▶ THE PROBLEM:
The entries that follow need to be reproduced exactly, minus any images.

▶ THE DATA:

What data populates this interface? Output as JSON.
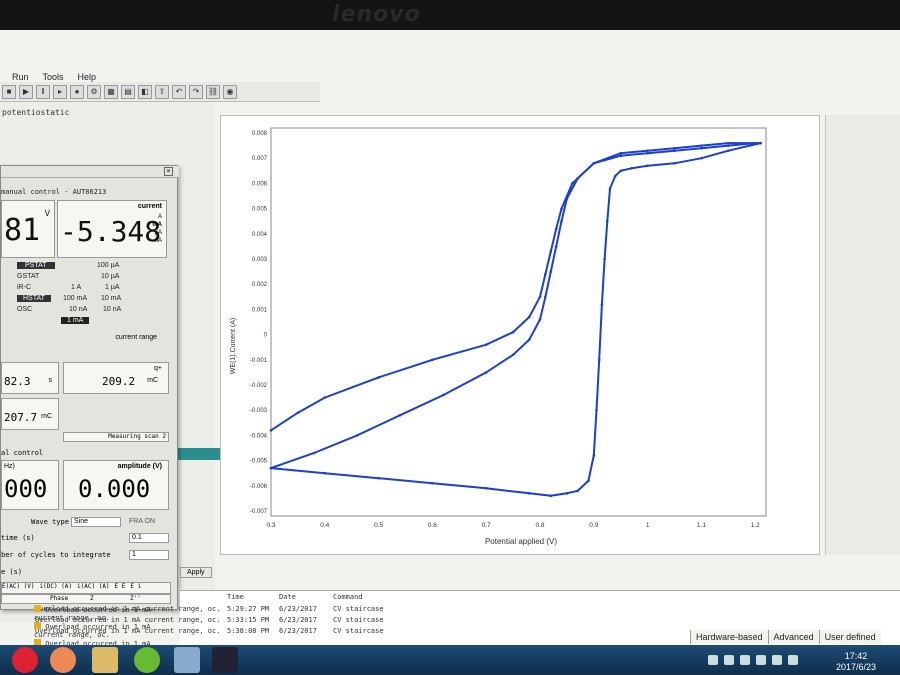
{
  "monitor": {
    "brand": "lenovo"
  },
  "menu": {
    "items": [
      "Run",
      "Tools",
      "Help"
    ]
  },
  "tree": {
    "label": "potentiostatic"
  },
  "panel": {
    "title": "manual control - AUT86213",
    "potential_display": "81",
    "potential_unit": "V",
    "current_display": "-5.348",
    "current_label": "current",
    "current_units": [
      "A",
      "mA",
      "µA",
      "nA"
    ],
    "modes": [
      "PSTAT",
      "GSTAT",
      "iR-C",
      "HSTAT",
      "OSC"
    ],
    "mode_col2": [
      "100 µA",
      "10 µA",
      "1 A",
      "1 µA",
      "100 mA",
      "10 mA",
      "10 nA",
      "10 nA"
    ],
    "range_selected": "1 mA",
    "current_range_label": "current range",
    "charge_value": "82.3",
    "charge_unit": "s",
    "q_label": "q+",
    "q_value": "209.2",
    "q_unit": "mC",
    "q2_value": "207.7",
    "q2_unit": "mC",
    "measuring_label": "Measuring scan 2",
    "signal_control": "al control",
    "freq_label": "Hz)",
    "freq_display": "000",
    "amplitude_label": "amplitude (V)",
    "amplitude_display": "0.000",
    "wave_type_label": "Wave type",
    "wave_type_value": "Sine",
    "fra_label": "FRA ON",
    "time_label": "time (s)",
    "time_value": "0.1",
    "cycles_label": "ber of cycles to integrate",
    "cycles_value": "1",
    "s_label": "e (s)",
    "cols": [
      "E(AC) (V)",
      "i(DC) (A)",
      "i(AC) (A)",
      "E E",
      "E i"
    ],
    "row2": [
      "Phase",
      "Z",
      "Z''"
    ],
    "apply_label": "Apply"
  },
  "log": {
    "headers": [
      "Time",
      "Date",
      "Command"
    ],
    "rows": [
      {
        "msg": "Overload occurred in 1 mA current range, oc.",
        "time": "5:29:27 PM",
        "date": "6/23/2017",
        "cmd": "CV staircase"
      },
      {
        "msg": "Overload occurred in 1 mA current range, oc.",
        "time": "5:33:15 PM",
        "date": "6/23/2017",
        "cmd": "CV staircase"
      },
      {
        "msg": "Overload occurred in 1 mA current range, oc.",
        "time": "5:38:08 PM",
        "date": "6/23/2017",
        "cmd": "CV staircase"
      }
    ]
  },
  "statusbar": [
    "Hardware-based",
    "Advanced",
    "User defined"
  ],
  "clock": {
    "time": "17:42",
    "date": "2017/6/23"
  },
  "chart_data": {
    "type": "line",
    "xlabel": "Potential applied (V)",
    "ylabel": "WE(1).Current (A)",
    "xlim": [
      0.3,
      1.22
    ],
    "ylim": [
      -0.0072,
      0.0082
    ],
    "xticks": [
      "0.3",
      "0.4",
      "0.5",
      "0.6",
      "0.7",
      "0.8",
      "0.9",
      "1",
      "1.1",
      "1.2"
    ],
    "yticks": [
      "0.008",
      "0.007",
      "0.006",
      "0.005",
      "0.004",
      "0.003",
      "0.002",
      "0.001",
      "0",
      "-0.001",
      "-0.002",
      "-0.003",
      "-0.004",
      "-0.005",
      "-0.006",
      "-0.007"
    ],
    "grid": true,
    "series_color": "#1a3fd1",
    "series": [
      {
        "x": [
          0.3,
          0.35,
          0.4,
          0.5,
          0.6,
          0.7,
          0.75,
          0.78,
          0.8,
          0.81,
          0.82,
          0.83,
          0.84,
          0.86,
          0.9,
          0.95,
          1.0,
          1.05,
          1.1,
          1.15,
          1.2,
          1.21
        ],
        "y": [
          -0.0038,
          -0.0031,
          -0.0025,
          -0.0017,
          -0.001,
          -0.0004,
          0.0001,
          0.0007,
          0.0015,
          0.0024,
          0.0033,
          0.0042,
          0.005,
          0.006,
          0.0068,
          0.0072,
          0.0073,
          0.0074,
          0.0075,
          0.0076,
          0.0076,
          0.0076
        ]
      },
      {
        "x": [
          1.21,
          1.15,
          1.1,
          1.05,
          1.0,
          0.97,
          0.95,
          0.94,
          0.93,
          0.925,
          0.92,
          0.915,
          0.91,
          0.905,
          0.9,
          0.89,
          0.87,
          0.85,
          0.82,
          0.78,
          0.7,
          0.6,
          0.5,
          0.4,
          0.3
        ],
        "y": [
          0.0076,
          0.0073,
          0.007,
          0.0068,
          0.0067,
          0.0066,
          0.0065,
          0.0063,
          0.0058,
          0.0045,
          0.003,
          0.0012,
          -0.001,
          -0.003,
          -0.0048,
          -0.0058,
          -0.0062,
          -0.0063,
          -0.0064,
          -0.0063,
          -0.0061,
          -0.0059,
          -0.0057,
          -0.0055,
          -0.0053
        ]
      },
      {
        "x": [
          0.3,
          0.38,
          0.46,
          0.54,
          0.62,
          0.7,
          0.75,
          0.78,
          0.8,
          0.81,
          0.82,
          0.83,
          0.84,
          0.85,
          0.87,
          0.9,
          0.95,
          1.0,
          1.05,
          1.1,
          1.15,
          1.2
        ],
        "y": [
          -0.0053,
          -0.0047,
          -0.004,
          -0.0032,
          -0.0024,
          -0.0015,
          -0.0008,
          -0.0002,
          0.0006,
          0.0015,
          0.0025,
          0.0035,
          0.0045,
          0.0054,
          0.0062,
          0.0068,
          0.0071,
          0.0072,
          0.0073,
          0.0074,
          0.0075,
          0.0076
        ]
      }
    ]
  }
}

▶ RESULT:
What data populates this interface? Output as JSON.
{
  "monitor": {
    "brand": "lenovo"
  },
  "menu": {
    "items": [
      "Run",
      "Tools",
      "Help"
    ]
  },
  "tree": {
    "label": "potentiostatic"
  },
  "panel": {
    "title": "manual control - AUT86213",
    "potential_display": "81",
    "potential_unit": "V",
    "current_display": "-5.348",
    "current_label": "current",
    "current_units": [
      "A",
      "mA",
      "µA",
      "nA"
    ],
    "modes": [
      "PSTAT",
      "GSTAT",
      "iR-C",
      "HSTAT",
      "OSC"
    ],
    "mode_col2": [
      "100 µA",
      "10 µA",
      "1 A",
      "1 µA",
      "100 mA",
      "10 mA",
      "10 nA",
      "10 nA"
    ],
    "range_selected": "1 mA",
    "current_range_label": "current range",
    "charge_value": "82.3",
    "charge_unit": "s",
    "q_label": "q+",
    "q_value": "209.2",
    "q_unit": "mC",
    "q2_value": "207.7",
    "q2_unit": "mC",
    "measuring_label": "Measuring scan 2",
    "signal_control": "al control",
    "freq_label": "Hz)",
    "freq_display": "000",
    "amplitude_label": "amplitude (V)",
    "amplitude_display": "0.000",
    "wave_type_label": "Wave type",
    "wave_type_value": "Sine",
    "fra_label": "FRA ON",
    "time_label": "time (s)",
    "time_value": "0.1",
    "cycles_label": "ber of cycles to integrate",
    "cycles_value": "1",
    "s_label": "e (s)",
    "cols": [
      "E(AC) (V)",
      "i(DC) (A)",
      "i(AC) (A)",
      "E E",
      "E i"
    ],
    "row2": [
      "Phase",
      "Z",
      "Z''"
    ],
    "apply_label": "Apply"
  },
  "log": {
    "headers": [
      "Time",
      "Date",
      "Command"
    ],
    "rows": [
      {
        "msg": "Overload occurred in 1 mA current range, oc.",
        "time": "5:29:27 PM",
        "date": "6/23/2017",
        "cmd": "CV staircase"
      },
      {
        "msg": "Overload occurred in 1 mA current range, oc.",
        "time": "5:33:15 PM",
        "date": "6/23/2017",
        "cmd": "CV staircase"
      },
      {
        "msg": "Overload occurred in 1 mA current range, oc.",
        "time": "5:38:08 PM",
        "date": "6/23/2017",
        "cmd": "CV staircase"
      }
    ]
  },
  "statusbar": [
    "Hardware-based",
    "Advanced",
    "User defined"
  ],
  "clock": {
    "time": "17:42",
    "date": "2017/6/23"
  },
  "chart_data": {
    "type": "line",
    "xlabel": "Potential applied (V)",
    "ylabel": "WE(1).Current (A)",
    "xlim": [
      0.3,
      1.22
    ],
    "ylim": [
      -0.0072,
      0.0082
    ],
    "xticks": [
      "0.3",
      "0.4",
      "0.5",
      "0.6",
      "0.7",
      "0.8",
      "0.9",
      "1",
      "1.1",
      "1.2"
    ],
    "yticks": [
      "0.008",
      "0.007",
      "0.006",
      "0.005",
      "0.004",
      "0.003",
      "0.002",
      "0.001",
      "0",
      "-0.001",
      "-0.002",
      "-0.003",
      "-0.004",
      "-0.005",
      "-0.006",
      "-0.007"
    ],
    "grid": true,
    "series_color": "#1a3fd1",
    "series": [
      {
        "x": [
          0.3,
          0.35,
          0.4,
          0.5,
          0.6,
          0.7,
          0.75,
          0.78,
          0.8,
          0.81,
          0.82,
          0.83,
          0.84,
          0.86,
          0.9,
          0.95,
          1.0,
          1.05,
          1.1,
          1.15,
          1.2,
          1.21
        ],
        "y": [
          -0.0038,
          -0.0031,
          -0.0025,
          -0.0017,
          -0.001,
          -0.0004,
          0.0001,
          0.0007,
          0.0015,
          0.0024,
          0.0033,
          0.0042,
          0.005,
          0.006,
          0.0068,
          0.0072,
          0.0073,
          0.0074,
          0.0075,
          0.0076,
          0.0076,
          0.0076
        ]
      },
      {
        "x": [
          1.21,
          1.15,
          1.1,
          1.05,
          1.0,
          0.97,
          0.95,
          0.94,
          0.93,
          0.925,
          0.92,
          0.915,
          0.91,
          0.905,
          0.9,
          0.89,
          0.87,
          0.85,
          0.82,
          0.78,
          0.7,
          0.6,
          0.5,
          0.4,
          0.3
        ],
        "y": [
          0.0076,
          0.0073,
          0.007,
          0.0068,
          0.0067,
          0.0066,
          0.0065,
          0.0063,
          0.0058,
          0.0045,
          0.003,
          0.0012,
          -0.001,
          -0.003,
          -0.0048,
          -0.0058,
          -0.0062,
          -0.0063,
          -0.0064,
          -0.0063,
          -0.0061,
          -0.0059,
          -0.0057,
          -0.0055,
          -0.0053
        ]
      },
      {
        "x": [
          0.3,
          0.38,
          0.46,
          0.54,
          0.62,
          0.7,
          0.75,
          0.78,
          0.8,
          0.81,
          0.82,
          0.83,
          0.84,
          0.85,
          0.87,
          0.9,
          0.95,
          1.0,
          1.05,
          1.1,
          1.15,
          1.2
        ],
        "y": [
          -0.0053,
          -0.0047,
          -0.004,
          -0.0032,
          -0.0024,
          -0.0015,
          -0.0008,
          -0.0002,
          0.0006,
          0.0015,
          0.0025,
          0.0035,
          0.0045,
          0.0054,
          0.0062,
          0.0068,
          0.0071,
          0.0072,
          0.0073,
          0.0074,
          0.0075,
          0.0076
        ]
      }
    ]
  }
}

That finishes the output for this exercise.